We held a press briefing this afternoon to update the media on our work during the pandemic. To ensure you are kept up to date, I have included my introductory remarks below:
Cornwall Council is continuing to work hard on behalf of our residents during these extraordinary times, putting your interests first and using our resources wisely.
Our covid-19 email address at email@example.com, and telephone line on 0300 1231 118 remain open and available for residents to use for any covid19-related queries.
In addition, we have a telephone line dedicated to those deemed clinically vulnerable to get in touch for support and advice. That number is 0300 1234 334.
News of a breakthrough in the search for a Covid-19 vaccine comes as a relief to us all, bringing with it the first, tentative hopes that an end to this terrible pandemic may soon be in sight.
We can’t be certain when the vaccine will be available to the general public, but I know that colleagues in the NHS are already working hard to put plans in place that ensure our residents will be able to access it.
But now is not the time to drop our guard. The vaccine isn’t with us yet, and exciting though it is, we must not allow ourselves to become complacent at the first, welcome promise of a return to normality.
We must negotiate these difficult winter months first, because the threats posed by the virus to our healthcare system and the most vulnerable among us are all too real.
Thanks to the efforts of our residents, over the course of the year the rate of infection remains relatively low in Cornwall, but we have seen a worrying rise in cases in certain areas.
East Cornwall in particular has in recent weeks seen clusters of infection that our public health team have worked tirelessly to help contain. We are doing all we can to keep our residents safe but stopping the spread of the virus takes a collective effort. We must all do our bit to keep Cornwall safe. That means following public health guidance in the same way at home as we would when we’re out at work, or shopping for essentials. Wash your hands, keep your distance, wear a face covering, and if you or anyone in your household has symptoms, self-isolate and get a test. These simple measures can and will help save lives.
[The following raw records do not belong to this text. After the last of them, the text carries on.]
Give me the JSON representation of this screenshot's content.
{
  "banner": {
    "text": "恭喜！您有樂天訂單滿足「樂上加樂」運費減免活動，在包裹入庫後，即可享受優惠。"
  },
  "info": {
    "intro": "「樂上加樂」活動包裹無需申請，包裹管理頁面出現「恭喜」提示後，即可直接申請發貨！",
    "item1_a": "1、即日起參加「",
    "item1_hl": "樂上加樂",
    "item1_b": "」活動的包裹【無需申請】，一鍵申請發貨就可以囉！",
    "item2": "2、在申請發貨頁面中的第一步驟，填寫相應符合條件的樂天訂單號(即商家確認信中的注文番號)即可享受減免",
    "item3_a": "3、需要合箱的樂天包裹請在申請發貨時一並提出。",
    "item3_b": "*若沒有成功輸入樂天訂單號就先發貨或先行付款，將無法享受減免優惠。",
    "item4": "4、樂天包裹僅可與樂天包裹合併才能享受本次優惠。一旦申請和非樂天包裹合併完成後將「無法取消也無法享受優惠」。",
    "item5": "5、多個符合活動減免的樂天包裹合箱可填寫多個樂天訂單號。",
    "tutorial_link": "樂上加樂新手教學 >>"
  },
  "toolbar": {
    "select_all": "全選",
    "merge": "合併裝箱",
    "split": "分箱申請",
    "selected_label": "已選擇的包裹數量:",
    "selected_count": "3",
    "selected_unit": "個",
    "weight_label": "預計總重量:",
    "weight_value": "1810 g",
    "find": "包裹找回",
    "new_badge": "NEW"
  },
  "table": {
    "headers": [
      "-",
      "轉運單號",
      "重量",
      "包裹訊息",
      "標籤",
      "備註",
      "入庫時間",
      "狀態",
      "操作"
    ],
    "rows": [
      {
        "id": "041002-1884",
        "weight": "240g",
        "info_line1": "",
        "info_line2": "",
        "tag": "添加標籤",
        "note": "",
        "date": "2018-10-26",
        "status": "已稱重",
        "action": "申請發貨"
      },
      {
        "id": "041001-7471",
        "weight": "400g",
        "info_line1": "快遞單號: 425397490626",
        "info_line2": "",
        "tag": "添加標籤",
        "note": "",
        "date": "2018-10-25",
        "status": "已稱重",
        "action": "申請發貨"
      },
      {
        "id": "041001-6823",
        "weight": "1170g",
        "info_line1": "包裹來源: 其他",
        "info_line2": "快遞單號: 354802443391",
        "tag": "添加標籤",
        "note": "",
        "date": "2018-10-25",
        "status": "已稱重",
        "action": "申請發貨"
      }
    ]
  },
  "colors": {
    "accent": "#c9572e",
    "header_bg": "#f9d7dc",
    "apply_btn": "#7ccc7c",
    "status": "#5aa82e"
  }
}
I’d also like to provide a brief update on the situation regarding business grants, known now as Local Restrictions Support Grants or LRSGs. This is a Government grant administered by Cornwall Council and designed to support businesses which pay business rates and have been forced to close as a result of this second lockdown.
We’re currently in the process of setting up a system to ensure that eligible businesses can apply for grant funding using a simple form. Businesses are under tremendous strain as it is, so it’s important that this system is as straightforward as possible. There will also be a discretionary scheme to support businesses unable to access the LRSG scheme. We are currently working through the Government guidance on this and working with Cornwall’s business leaders to ensure the process we put in place is targeted at those who need it most, and distributes the funding fairly. We expect to have more details about grant funding and how to apply available by the end of the week.
I have spoken regularly at these briefings about the dangers posed by the virus, and the importance of staying at home as much as possible during the lockdown. But it is important to recognise that home is not a safe place for everyone. Those living with domestic abuse have worries and fears that extend far beyond the threat posed by Covid-19. If that’s you, I want you to know that you are not alone. Help and support is still available for those who need it. Refuges are still running, and specialist domestic abuse workers are still on hand to respond to your needs and help you stay safe.
You can find more information about the support that’s available on the Safer Cornwall website at safercornwall.co.uk.
You can also access help from Safer Futures, Cornwall’s domestic abuse and sexual violence support service, by visiting their website at saferfutures.org.uk or by calling 0300 777 4777.
As the lockdown continues, the nights draw in, and many of us remain separated from our friends and families, it’s not surprising that we have seen a rise in the number of people experiencing anxiety and depression. These are extraordinary times, and it’s OK to not be OK. To help, Cornwall Council has partnered with health and social care providers across Cornwall to put together a list of resources that are available to support anyone who finds themselves struggling with their mental health. You can find them by visiting our website at cornwall.gov.uk and searching for mental health, or you can call the Cornwall NHS 24/7 mental health support line on 0800 038 5300.
All coronavirus related enquiries or issues to our dedicated email firstname.lastname@example.org. This email address is monitored throughout normal business hours.
Anyone who needs help can request a volunteer by ringing 01872 266988 or email@example.com.
I will update you again as we know more.
Please continue to look after yourselves,
Hembrenkyas an Konsel
Konseler Kernow rag Pastel-vro An Ros
Leader of the Council
Cornwall Councillor for the Roseland Division